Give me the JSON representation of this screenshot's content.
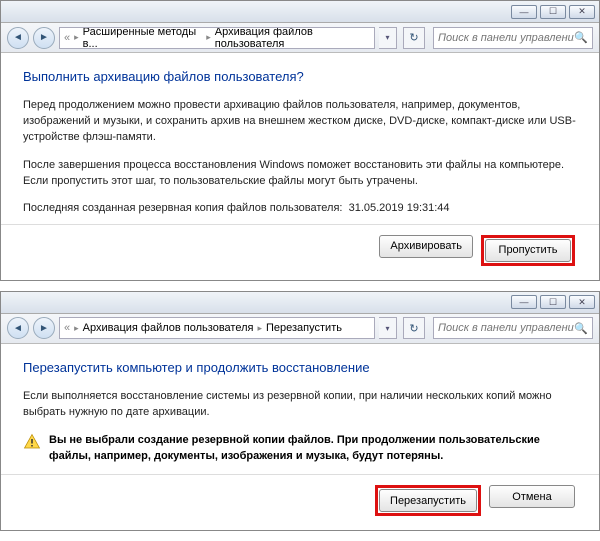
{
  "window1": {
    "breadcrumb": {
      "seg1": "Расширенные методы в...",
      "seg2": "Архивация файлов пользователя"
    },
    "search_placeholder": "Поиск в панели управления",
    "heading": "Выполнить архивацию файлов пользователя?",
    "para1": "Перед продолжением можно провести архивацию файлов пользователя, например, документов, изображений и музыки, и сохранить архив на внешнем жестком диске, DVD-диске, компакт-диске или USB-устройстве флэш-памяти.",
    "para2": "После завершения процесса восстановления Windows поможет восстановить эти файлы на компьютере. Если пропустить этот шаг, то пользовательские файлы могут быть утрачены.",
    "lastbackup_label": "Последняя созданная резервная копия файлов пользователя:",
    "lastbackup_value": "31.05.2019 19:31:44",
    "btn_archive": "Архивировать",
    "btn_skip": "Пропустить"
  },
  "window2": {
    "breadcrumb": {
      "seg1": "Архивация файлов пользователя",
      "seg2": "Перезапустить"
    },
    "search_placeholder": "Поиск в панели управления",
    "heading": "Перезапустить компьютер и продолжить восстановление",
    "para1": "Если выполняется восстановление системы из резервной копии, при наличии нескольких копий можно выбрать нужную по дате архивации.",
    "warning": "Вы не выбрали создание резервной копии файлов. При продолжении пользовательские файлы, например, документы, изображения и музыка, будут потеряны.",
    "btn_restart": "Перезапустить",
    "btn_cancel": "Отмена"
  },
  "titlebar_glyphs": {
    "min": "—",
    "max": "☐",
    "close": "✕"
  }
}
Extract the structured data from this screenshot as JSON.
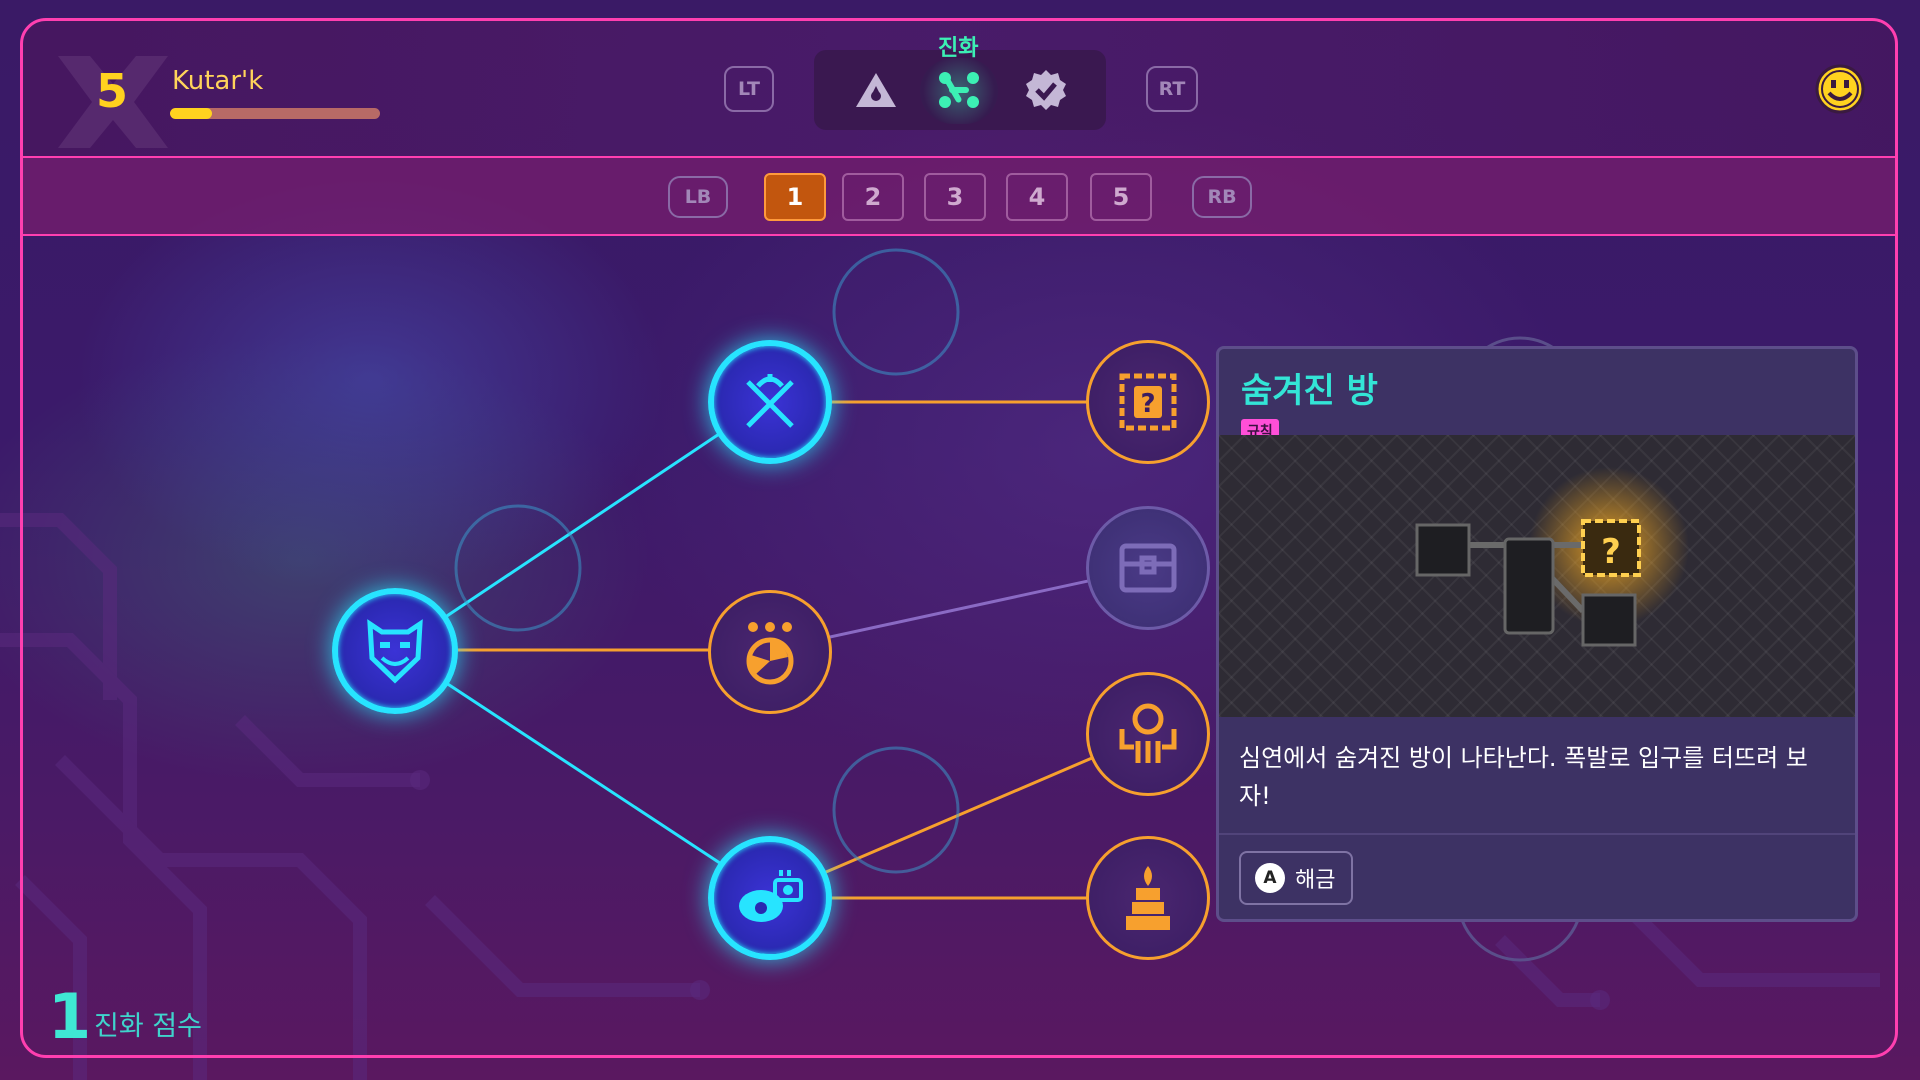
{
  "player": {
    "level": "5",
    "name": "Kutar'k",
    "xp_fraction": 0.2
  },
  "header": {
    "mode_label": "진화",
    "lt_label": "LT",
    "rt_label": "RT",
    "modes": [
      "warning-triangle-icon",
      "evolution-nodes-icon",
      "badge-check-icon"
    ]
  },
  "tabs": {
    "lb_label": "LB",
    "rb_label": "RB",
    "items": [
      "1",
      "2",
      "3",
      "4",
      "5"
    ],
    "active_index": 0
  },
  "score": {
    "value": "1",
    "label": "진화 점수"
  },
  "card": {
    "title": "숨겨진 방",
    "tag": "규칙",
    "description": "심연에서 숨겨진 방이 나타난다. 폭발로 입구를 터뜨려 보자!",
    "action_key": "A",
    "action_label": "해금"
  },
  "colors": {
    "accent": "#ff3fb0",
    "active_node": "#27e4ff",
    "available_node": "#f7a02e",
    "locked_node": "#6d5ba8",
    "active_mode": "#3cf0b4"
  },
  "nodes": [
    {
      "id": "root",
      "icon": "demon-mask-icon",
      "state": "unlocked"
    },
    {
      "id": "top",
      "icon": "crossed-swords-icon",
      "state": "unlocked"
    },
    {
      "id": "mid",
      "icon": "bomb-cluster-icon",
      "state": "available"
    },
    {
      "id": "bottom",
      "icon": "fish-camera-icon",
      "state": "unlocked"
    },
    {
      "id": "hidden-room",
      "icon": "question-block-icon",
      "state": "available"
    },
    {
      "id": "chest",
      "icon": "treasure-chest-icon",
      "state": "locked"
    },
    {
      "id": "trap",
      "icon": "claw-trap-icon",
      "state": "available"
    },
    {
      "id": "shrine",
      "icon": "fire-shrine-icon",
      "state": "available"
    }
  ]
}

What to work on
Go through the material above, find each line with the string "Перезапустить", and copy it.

Task output
      "seg2": "Перезапустить"
    "heading": "Перезапустить компьютер и продолжить восстановление",
    "btn_restart": "Перезапустить",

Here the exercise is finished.